They began showing up at dusk last week, wandering the streets, slumped in wheelchairs and sitting on sidewalks, paper plates perched on their knees. By 6:30 p.m., more than 100 homeless people had lined up at a barren corner in Hollywood, drawn by free meals handed out from the back of a truck every night by volunteers.
But these days, 27 years after the Greater West Hollywood Food Coalition began feeding people in a county that has one of the worst homeless problems in the nation, the charity is under fire, a flashpoint in the national debate over the homeless and the programs that serve them.
Facing an uproar from homeowners, two members of the Los Angeles City Council have called for the city to follow the lead of dozens of other communities and ban the feeding of homeless people in public spaces.
Should Los Angeles enact such an ordinance, it would join a roster of more than 30 cities, including Philadelphia, Raleigh, N.C., Seattle and Orlando, Fla., that have adopted or debated some form of legislation intended to restrict the public feeding of the homeless, according to the National Coalition of the Homeless.
There are now about 57,735 homeless people in Los Angeles County, according to the 2013 Annual Homeless Assessment Report released by the Department of Housing and Urban Development last week, a 23.5 percent increase over last year. Only New York had a higher homeless population.
In similar news, the billionaire Mayor of New York City recently banned food donations to the homeless because the city cannot record the salt, fat and fiber content in the food.

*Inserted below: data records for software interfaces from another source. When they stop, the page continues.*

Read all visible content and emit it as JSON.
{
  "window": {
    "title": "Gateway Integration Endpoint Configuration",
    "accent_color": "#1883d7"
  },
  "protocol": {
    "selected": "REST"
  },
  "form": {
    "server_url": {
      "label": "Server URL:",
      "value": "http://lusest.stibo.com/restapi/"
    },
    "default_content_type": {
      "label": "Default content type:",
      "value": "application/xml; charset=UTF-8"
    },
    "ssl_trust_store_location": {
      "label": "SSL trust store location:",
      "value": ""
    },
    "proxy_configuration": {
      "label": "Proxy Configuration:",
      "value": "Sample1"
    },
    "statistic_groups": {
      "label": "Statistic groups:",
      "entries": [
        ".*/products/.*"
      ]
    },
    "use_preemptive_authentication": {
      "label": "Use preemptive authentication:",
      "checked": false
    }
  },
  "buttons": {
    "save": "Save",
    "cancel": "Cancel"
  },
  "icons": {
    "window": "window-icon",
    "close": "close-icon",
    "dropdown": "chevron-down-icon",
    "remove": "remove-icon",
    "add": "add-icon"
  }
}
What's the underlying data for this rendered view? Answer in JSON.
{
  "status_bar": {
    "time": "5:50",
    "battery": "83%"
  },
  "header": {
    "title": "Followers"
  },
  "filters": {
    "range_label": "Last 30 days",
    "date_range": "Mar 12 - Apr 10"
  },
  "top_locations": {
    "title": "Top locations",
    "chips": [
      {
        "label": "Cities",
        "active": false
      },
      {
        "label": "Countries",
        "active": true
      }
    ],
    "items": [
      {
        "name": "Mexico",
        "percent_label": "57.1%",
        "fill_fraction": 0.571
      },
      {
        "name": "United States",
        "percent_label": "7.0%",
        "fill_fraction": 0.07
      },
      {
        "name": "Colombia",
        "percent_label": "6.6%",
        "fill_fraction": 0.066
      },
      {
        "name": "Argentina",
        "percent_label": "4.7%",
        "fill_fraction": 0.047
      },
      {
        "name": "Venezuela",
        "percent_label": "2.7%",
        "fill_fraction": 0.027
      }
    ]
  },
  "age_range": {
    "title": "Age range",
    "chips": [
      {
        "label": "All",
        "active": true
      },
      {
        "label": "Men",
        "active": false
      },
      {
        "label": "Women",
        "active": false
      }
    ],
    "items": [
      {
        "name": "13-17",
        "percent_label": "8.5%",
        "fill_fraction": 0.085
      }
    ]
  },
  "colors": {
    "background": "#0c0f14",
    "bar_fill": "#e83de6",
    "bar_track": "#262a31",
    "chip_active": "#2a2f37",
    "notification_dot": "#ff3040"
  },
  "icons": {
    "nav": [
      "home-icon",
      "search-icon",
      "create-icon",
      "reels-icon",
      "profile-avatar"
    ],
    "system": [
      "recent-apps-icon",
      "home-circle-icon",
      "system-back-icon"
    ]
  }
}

Bloomberg, the 13th richest person in the world, also tried to implement a policy that require the homeless to prove they had no where else to go before being accepted into a shelter. Fortunately, a judge struck down the decision.